> [Work to complete]:
A word-for-word repetition of all the entries is required.

> [Extracted records]:
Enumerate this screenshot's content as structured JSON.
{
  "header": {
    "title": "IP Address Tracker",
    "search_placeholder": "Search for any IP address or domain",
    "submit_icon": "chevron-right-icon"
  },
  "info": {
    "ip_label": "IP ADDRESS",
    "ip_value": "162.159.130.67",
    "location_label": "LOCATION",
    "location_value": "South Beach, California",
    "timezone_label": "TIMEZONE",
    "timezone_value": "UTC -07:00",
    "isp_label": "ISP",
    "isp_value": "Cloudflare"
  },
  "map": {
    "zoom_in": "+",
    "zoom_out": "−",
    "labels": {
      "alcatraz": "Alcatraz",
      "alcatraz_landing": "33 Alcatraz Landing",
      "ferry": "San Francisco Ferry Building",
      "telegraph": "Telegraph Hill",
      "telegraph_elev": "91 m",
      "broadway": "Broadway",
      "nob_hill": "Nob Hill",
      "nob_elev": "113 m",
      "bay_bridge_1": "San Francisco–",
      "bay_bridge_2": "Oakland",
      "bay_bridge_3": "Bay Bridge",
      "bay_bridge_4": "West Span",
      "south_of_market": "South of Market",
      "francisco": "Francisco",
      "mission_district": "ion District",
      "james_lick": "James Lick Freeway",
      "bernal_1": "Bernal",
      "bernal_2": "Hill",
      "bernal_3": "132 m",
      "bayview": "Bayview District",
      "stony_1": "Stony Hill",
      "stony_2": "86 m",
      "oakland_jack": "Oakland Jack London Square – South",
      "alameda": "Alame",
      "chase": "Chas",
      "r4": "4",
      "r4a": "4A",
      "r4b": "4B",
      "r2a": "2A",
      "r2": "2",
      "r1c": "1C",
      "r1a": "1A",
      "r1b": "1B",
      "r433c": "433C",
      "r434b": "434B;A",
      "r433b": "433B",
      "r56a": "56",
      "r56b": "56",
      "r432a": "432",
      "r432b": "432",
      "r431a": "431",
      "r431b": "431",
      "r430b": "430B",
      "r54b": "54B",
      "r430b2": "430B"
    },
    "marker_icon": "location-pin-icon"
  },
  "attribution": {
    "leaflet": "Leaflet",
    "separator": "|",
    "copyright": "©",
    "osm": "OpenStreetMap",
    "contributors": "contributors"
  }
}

> [Answer to the problem]:
Enumerate this screenshot's content as structured JSON.
{
  "header": {
    "title": "IP Address Tracker",
    "search_placeholder": "Search for any IP address or domain",
    "submit_icon": "chevron-right-icon"
  },
  "info": {
    "ip_label": "IP ADDRESS",
    "ip_value": "162.159.130.67",
    "location_label": "LOCATION",
    "location_value": "South Beach, California",
    "timezone_label": "TIMEZONE",
    "timezone_value": "UTC -07:00",
    "isp_label": "ISP",
    "isp_value": "Cloudflare"
  },
  "map": {
    "zoom_in": "+",
    "zoom_out": "−",
    "labels": {
      "alcatraz": "Alcatraz",
      "alcatraz_landing": "33 Alcatraz Landing",
      "ferry": "San Francisco Ferry Building",
      "telegraph": "Telegraph Hill",
      "telegraph_elev": "91 m",
      "broadway": "Broadway",
      "nob_hill": "Nob Hill",
      "nob_elev": "113 m",
      "bay_bridge_1": "San Francisco–",
      "bay_bridge_2": "Oakland",
      "bay_bridge_3": "Bay Bridge",
      "bay_bridge_4": "West Span",
      "south_of_market": "South of Market",
      "francisco": "Francisco",
      "mission_district": "ion District",
      "james_lick": "James Lick Freeway",
      "bernal_1": "Bernal",
      "bernal_2": "Hill",
      "bernal_3": "132 m",
      "bayview": "Bayview District",
      "stony_1": "Stony Hill",
      "stony_2": "86 m",
      "oakland_jack": "Oakland Jack London Square – South",
      "alameda": "Alame",
      "chase": "Chas",
      "r4": "4",
      "r4a": "4A",
      "r4b": "4B",
      "r2a": "2A",
      "r2": "2",
      "r1c": "1C",
      "r1a": "1A",
      "r1b": "1B",
      "r433c": "433C",
      "r434b": "434B;A",
      "r433b": "433B",
      "r56a": "56",
      "r56b": "56",
      "r432a": "432",
      "r432b": "432",
      "r431a": "431",
      "r431b": "431",
      "r430b": "430B",
      "r54b": "54B",
      "r430b2": "430B"
    },
    "marker_icon": "location-pin-icon"
  },
  "attribution": {
    "leaflet": "Leaflet",
    "separator": "|",
    "copyright": "©",
    "osm": "OpenStreetMap",
    "contributors": "contributors"
  }
}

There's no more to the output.